- Opening Delimiter -

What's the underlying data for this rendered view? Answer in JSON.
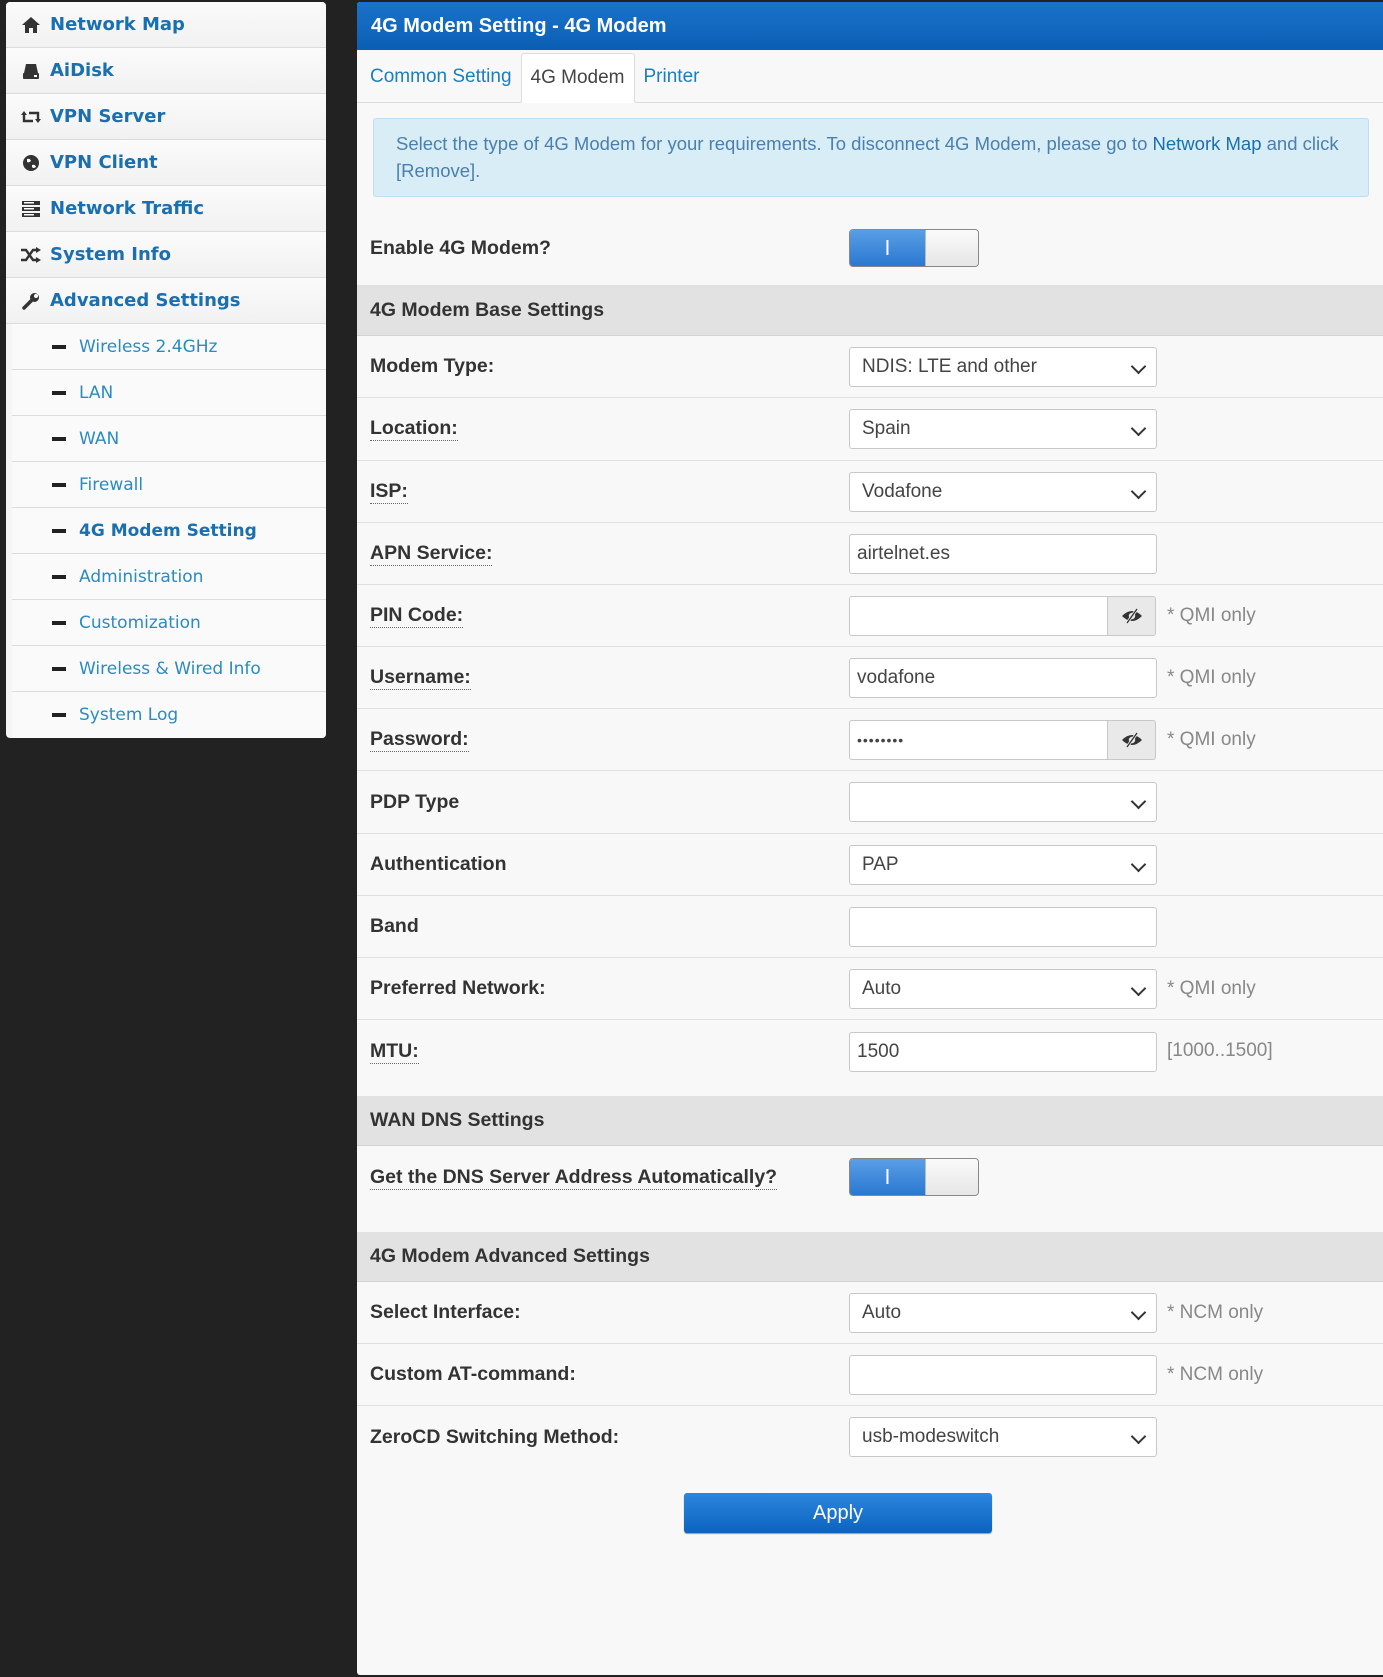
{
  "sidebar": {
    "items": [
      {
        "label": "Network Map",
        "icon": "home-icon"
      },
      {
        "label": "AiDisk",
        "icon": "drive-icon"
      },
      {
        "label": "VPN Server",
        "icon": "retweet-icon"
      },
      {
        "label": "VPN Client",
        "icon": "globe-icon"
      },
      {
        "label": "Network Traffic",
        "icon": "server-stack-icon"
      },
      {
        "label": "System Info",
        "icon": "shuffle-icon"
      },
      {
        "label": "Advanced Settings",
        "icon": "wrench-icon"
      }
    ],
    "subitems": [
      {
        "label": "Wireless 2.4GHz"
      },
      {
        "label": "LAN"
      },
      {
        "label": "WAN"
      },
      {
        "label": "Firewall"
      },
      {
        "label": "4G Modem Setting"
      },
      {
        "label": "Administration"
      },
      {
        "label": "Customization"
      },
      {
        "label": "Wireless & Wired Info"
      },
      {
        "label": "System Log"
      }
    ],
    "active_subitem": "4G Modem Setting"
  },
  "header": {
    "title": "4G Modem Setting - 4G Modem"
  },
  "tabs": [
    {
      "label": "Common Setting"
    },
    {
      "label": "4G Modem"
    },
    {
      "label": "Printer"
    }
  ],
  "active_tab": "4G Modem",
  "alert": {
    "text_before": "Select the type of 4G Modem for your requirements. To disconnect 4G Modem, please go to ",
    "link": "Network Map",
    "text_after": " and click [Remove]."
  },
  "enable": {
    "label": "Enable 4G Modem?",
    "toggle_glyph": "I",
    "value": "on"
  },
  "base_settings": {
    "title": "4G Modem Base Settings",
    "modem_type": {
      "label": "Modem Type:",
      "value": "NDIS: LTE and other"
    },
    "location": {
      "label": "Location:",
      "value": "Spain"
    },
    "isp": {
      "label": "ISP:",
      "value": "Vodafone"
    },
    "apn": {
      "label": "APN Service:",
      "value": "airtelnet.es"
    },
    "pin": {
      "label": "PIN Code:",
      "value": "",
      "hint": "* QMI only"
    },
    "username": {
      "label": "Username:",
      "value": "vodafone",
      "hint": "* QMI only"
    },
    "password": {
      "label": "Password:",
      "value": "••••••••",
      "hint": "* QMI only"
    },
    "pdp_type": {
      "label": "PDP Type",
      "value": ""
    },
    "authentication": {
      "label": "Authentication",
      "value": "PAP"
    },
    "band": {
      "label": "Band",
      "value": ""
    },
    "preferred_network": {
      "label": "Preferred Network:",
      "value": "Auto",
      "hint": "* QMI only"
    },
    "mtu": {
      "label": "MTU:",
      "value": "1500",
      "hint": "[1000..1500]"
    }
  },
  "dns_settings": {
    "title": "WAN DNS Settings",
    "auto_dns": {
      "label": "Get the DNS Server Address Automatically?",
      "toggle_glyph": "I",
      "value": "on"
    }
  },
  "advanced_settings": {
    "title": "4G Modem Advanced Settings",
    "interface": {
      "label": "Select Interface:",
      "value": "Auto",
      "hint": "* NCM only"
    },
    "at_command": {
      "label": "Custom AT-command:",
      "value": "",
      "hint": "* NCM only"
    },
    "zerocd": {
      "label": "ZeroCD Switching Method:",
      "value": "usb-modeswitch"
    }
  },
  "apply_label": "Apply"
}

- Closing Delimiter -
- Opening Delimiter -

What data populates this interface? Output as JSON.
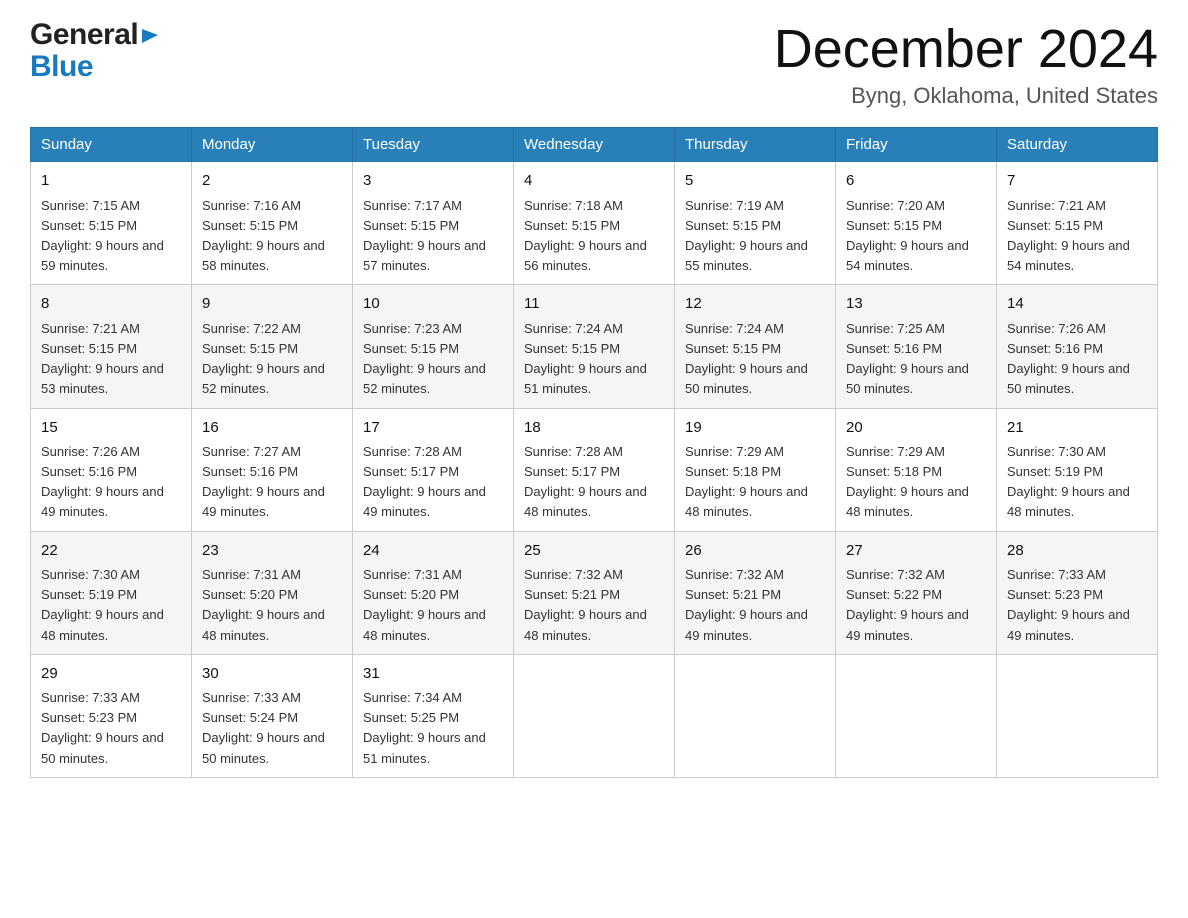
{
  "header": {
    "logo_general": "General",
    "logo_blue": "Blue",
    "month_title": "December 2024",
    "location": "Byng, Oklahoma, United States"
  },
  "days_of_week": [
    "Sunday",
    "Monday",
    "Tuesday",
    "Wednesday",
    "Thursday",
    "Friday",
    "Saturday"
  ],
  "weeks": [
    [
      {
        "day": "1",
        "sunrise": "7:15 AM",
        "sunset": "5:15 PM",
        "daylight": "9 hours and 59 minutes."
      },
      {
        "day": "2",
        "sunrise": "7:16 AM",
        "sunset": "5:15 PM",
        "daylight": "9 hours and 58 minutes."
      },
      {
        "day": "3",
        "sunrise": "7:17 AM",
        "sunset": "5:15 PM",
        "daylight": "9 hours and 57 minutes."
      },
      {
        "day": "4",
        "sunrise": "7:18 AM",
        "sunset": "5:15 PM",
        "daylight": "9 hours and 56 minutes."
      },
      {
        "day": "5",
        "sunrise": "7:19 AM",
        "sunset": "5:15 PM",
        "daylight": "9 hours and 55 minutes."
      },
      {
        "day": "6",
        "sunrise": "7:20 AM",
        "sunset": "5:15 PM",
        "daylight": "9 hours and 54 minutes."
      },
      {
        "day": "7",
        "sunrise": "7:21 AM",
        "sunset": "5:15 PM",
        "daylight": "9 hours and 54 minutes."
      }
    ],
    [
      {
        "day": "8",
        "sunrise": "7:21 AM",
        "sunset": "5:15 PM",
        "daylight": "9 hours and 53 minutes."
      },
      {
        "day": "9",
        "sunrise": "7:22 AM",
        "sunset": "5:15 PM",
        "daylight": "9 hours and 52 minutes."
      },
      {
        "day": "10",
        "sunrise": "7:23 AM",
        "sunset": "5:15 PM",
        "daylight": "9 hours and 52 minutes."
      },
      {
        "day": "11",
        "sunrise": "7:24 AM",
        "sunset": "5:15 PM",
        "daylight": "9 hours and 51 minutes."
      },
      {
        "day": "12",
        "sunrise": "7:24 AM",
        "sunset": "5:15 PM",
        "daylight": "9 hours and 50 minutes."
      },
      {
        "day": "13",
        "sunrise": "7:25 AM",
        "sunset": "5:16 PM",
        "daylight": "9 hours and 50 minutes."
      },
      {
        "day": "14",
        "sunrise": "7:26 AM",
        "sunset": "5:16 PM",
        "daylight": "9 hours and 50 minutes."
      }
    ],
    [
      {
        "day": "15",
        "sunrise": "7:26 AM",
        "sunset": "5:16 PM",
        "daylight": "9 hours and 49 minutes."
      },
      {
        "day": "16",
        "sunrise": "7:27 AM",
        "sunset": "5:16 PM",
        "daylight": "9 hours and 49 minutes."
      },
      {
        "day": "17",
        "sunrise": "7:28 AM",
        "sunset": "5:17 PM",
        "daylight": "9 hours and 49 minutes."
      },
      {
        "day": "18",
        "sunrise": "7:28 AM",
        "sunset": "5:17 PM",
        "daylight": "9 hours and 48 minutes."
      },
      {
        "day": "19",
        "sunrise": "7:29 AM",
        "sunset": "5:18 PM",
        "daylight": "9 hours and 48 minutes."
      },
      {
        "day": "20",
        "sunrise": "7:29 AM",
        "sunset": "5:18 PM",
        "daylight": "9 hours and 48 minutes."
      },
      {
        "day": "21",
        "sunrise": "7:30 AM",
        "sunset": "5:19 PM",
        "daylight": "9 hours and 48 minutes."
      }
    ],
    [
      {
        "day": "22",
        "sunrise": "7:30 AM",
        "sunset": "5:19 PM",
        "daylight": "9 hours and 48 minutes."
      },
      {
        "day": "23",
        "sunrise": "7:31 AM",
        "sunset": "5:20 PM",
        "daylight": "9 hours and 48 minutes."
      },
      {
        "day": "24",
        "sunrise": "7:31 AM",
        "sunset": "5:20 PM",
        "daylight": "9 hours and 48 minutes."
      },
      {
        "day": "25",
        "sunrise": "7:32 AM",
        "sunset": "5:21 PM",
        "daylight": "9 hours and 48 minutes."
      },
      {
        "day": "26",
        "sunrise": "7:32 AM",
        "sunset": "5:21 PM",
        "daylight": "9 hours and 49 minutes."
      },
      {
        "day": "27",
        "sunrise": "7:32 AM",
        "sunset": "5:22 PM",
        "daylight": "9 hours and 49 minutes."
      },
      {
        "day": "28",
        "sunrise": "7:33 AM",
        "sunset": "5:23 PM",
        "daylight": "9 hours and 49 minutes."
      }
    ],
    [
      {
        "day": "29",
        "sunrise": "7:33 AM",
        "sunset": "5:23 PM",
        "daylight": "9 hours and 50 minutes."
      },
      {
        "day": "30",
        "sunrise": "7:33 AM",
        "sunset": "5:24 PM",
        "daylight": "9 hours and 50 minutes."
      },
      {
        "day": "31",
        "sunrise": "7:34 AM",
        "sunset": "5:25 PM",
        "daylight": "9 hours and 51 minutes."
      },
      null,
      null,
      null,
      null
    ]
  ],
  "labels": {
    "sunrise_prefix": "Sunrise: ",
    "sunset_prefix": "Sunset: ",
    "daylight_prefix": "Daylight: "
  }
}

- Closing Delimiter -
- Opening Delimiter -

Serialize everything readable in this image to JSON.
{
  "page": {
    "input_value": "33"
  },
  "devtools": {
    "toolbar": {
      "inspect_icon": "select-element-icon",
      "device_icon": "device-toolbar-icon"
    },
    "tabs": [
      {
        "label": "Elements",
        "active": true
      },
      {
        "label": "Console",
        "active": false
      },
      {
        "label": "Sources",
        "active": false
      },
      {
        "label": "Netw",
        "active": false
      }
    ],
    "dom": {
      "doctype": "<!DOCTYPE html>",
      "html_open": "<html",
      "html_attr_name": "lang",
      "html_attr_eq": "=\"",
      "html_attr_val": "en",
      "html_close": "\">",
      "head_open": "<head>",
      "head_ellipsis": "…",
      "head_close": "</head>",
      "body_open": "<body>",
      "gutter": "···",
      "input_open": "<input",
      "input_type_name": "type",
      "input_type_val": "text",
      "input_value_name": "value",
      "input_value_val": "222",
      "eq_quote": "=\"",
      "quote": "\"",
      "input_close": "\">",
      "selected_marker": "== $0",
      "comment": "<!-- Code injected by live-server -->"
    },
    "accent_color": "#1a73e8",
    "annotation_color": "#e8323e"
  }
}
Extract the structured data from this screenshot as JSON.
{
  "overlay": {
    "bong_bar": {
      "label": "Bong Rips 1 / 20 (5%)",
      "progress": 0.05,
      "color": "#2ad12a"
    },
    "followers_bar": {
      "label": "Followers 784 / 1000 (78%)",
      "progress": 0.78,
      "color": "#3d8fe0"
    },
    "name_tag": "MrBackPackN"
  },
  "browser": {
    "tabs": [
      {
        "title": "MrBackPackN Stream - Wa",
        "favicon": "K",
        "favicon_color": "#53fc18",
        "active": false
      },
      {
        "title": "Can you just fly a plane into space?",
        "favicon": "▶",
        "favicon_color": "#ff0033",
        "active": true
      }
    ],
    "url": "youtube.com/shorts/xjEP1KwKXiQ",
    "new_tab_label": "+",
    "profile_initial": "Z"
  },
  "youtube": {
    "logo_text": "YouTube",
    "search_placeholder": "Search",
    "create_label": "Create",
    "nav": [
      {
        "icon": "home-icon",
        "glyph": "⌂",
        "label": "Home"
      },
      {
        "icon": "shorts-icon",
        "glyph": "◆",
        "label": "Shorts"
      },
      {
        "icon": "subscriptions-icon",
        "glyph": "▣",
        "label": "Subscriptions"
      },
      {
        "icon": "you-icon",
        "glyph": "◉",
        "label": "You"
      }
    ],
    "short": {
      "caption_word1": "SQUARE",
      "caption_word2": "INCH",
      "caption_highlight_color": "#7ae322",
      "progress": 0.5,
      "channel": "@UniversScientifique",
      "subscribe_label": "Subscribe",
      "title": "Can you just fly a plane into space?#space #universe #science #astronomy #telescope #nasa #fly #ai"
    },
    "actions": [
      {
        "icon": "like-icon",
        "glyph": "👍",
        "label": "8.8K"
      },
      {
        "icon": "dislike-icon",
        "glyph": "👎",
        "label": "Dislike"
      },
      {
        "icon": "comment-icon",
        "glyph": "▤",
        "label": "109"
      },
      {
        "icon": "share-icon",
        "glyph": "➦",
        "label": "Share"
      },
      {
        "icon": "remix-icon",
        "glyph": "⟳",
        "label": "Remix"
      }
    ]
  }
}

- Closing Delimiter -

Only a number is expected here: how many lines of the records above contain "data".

## Response for this exercise
3